▶ _Dataset records_

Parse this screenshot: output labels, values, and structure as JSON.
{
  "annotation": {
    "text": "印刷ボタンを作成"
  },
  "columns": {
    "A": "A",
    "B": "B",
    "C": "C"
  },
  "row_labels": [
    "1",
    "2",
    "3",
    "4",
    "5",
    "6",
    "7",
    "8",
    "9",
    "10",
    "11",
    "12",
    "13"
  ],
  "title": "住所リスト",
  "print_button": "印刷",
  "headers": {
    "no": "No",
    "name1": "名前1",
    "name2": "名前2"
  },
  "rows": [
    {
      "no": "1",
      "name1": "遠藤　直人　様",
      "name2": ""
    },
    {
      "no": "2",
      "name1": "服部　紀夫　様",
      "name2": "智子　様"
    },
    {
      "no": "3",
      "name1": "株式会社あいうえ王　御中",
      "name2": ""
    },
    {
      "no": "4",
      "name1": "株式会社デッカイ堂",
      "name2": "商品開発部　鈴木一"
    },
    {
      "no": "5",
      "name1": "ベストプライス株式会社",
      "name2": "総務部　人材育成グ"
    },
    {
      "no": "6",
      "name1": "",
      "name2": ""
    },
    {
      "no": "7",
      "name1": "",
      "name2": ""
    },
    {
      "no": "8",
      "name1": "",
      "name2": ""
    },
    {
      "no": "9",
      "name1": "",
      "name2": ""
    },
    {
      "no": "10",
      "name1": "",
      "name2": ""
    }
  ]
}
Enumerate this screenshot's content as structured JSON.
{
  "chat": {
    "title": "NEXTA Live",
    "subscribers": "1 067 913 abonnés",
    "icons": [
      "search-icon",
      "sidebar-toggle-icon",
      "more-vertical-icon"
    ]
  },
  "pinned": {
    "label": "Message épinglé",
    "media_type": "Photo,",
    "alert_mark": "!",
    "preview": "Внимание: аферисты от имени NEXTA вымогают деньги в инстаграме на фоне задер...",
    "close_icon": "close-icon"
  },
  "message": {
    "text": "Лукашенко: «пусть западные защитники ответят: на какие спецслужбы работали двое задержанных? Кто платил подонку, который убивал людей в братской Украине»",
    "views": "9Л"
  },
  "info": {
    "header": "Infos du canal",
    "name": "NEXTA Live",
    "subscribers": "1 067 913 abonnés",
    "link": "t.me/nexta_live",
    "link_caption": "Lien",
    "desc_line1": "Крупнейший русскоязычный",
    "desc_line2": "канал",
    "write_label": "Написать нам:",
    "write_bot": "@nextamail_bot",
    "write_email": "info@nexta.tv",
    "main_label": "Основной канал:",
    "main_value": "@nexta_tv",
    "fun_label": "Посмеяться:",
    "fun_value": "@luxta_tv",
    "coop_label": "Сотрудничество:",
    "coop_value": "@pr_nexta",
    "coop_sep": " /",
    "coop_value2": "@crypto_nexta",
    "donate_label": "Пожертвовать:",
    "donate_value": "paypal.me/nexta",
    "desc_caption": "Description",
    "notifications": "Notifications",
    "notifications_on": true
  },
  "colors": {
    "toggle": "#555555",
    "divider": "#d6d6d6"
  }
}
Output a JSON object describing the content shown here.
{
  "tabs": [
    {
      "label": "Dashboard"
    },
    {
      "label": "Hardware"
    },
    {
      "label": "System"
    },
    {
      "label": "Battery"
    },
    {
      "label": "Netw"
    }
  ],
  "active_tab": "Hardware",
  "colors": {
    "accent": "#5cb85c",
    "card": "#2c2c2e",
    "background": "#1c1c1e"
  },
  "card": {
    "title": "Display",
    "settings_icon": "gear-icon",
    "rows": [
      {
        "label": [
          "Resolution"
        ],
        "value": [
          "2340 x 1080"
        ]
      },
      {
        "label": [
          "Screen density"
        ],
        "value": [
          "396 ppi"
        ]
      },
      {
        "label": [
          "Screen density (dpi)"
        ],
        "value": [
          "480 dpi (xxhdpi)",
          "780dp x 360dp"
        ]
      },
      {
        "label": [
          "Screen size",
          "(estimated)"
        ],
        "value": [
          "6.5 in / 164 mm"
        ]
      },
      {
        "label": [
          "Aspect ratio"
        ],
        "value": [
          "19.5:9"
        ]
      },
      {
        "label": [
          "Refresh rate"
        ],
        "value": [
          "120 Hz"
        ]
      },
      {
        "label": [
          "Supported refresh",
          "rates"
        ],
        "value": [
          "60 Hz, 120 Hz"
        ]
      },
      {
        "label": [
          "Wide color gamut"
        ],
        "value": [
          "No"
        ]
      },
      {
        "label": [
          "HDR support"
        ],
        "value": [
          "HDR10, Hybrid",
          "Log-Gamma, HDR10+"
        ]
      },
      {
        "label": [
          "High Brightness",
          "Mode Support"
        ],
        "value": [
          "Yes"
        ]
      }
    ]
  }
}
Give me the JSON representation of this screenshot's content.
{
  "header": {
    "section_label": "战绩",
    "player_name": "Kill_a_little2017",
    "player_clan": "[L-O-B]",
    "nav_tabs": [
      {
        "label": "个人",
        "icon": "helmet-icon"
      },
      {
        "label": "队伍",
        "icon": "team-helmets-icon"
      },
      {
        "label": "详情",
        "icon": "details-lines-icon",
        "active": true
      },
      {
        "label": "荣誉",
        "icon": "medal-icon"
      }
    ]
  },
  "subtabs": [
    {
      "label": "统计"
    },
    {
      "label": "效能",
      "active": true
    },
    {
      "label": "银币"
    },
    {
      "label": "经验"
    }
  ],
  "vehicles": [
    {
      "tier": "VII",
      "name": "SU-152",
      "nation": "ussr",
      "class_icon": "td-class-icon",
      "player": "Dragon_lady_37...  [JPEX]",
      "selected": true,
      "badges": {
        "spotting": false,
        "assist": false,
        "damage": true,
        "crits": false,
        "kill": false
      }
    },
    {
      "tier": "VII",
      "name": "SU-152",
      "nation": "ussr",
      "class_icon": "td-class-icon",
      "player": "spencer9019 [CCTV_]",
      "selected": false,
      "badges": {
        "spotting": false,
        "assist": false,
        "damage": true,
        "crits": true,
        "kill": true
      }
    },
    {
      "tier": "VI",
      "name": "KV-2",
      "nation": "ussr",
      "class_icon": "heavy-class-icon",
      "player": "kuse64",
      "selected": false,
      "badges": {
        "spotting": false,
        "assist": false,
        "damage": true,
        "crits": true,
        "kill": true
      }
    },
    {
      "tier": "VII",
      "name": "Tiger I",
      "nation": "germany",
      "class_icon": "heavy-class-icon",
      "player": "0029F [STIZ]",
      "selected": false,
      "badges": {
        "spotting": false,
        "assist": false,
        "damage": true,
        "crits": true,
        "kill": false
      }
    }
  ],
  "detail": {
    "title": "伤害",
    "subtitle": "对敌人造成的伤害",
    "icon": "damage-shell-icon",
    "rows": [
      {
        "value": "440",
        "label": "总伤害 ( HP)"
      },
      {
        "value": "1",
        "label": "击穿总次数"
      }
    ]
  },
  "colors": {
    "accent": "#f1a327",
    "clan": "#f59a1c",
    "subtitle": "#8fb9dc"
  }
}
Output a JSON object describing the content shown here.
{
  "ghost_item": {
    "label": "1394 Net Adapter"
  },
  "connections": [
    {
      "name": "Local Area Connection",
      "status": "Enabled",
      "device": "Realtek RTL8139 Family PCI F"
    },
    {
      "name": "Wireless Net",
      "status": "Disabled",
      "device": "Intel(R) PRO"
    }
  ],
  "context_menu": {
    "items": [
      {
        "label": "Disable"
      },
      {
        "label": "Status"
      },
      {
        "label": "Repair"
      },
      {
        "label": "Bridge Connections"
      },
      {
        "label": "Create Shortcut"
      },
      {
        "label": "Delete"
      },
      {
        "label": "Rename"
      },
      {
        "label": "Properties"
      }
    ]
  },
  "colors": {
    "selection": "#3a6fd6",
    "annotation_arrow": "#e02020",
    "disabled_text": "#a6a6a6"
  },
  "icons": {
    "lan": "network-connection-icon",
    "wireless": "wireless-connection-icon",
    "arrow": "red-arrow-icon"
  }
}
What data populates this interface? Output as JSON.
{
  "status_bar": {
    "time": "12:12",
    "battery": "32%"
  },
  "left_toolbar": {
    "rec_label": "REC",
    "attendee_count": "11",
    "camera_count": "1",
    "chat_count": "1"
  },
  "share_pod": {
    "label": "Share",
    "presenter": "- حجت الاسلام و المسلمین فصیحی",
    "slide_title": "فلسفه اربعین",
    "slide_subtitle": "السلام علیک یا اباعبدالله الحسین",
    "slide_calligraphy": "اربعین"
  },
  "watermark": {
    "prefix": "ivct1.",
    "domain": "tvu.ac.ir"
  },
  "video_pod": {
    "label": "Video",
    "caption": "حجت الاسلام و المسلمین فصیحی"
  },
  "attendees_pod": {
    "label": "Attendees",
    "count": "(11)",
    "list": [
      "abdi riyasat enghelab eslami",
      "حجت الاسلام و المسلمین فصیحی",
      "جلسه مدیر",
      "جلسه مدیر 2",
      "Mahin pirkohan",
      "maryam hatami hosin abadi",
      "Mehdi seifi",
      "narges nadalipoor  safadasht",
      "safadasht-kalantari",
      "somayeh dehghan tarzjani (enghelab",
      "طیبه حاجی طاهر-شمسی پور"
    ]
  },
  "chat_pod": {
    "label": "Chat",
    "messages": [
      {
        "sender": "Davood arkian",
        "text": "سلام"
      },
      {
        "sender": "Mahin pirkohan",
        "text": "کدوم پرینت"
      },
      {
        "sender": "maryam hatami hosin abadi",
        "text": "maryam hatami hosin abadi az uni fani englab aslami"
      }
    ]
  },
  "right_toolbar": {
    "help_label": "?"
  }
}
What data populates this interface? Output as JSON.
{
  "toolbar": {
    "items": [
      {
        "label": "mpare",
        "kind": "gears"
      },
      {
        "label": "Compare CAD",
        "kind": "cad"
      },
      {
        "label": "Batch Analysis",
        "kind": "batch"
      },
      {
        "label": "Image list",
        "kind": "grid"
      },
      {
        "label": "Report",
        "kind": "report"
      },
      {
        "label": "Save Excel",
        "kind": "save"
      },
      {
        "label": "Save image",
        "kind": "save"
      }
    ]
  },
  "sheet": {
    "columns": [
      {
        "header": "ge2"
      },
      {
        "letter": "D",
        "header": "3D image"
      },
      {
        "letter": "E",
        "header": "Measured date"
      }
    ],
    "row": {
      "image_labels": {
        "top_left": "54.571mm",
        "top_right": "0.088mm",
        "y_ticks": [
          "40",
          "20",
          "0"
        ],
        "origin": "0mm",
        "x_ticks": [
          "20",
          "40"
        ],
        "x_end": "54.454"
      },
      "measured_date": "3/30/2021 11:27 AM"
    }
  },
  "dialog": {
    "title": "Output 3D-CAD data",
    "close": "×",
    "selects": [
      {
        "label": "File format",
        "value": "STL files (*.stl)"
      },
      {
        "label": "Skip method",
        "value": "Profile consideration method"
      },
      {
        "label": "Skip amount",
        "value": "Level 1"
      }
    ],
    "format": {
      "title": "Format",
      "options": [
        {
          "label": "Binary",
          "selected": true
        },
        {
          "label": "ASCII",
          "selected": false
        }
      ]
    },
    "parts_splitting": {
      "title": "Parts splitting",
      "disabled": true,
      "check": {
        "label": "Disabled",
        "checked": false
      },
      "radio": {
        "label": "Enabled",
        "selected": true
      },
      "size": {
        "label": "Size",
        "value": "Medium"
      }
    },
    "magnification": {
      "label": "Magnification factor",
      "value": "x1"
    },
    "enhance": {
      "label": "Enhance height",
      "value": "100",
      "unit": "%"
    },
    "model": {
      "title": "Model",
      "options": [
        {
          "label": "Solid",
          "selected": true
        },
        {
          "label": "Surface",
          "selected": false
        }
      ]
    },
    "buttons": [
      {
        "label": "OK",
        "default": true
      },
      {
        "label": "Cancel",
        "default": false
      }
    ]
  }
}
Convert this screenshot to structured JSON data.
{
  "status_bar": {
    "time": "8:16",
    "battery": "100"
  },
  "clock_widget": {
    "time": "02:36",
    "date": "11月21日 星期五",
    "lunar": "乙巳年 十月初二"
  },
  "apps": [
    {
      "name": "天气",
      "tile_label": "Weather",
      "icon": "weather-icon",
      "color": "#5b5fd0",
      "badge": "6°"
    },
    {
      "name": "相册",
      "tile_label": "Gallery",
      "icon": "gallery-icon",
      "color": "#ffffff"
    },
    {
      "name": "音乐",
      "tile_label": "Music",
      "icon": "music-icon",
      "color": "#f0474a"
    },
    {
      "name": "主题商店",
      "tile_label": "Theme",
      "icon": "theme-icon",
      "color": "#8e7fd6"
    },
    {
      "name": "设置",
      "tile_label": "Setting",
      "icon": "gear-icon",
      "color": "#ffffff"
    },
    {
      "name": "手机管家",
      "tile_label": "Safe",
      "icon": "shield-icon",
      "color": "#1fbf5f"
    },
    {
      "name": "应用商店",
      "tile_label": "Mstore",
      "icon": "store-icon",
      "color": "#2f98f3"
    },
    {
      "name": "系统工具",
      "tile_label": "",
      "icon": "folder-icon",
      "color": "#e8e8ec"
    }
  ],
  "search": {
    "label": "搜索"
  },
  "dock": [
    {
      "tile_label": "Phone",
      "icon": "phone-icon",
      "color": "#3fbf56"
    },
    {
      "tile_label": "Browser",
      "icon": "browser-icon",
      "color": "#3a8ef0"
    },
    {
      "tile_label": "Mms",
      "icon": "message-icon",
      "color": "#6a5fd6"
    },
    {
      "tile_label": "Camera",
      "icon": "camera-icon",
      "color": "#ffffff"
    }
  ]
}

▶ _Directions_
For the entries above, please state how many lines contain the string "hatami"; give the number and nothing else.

▶ _Expected answer_
3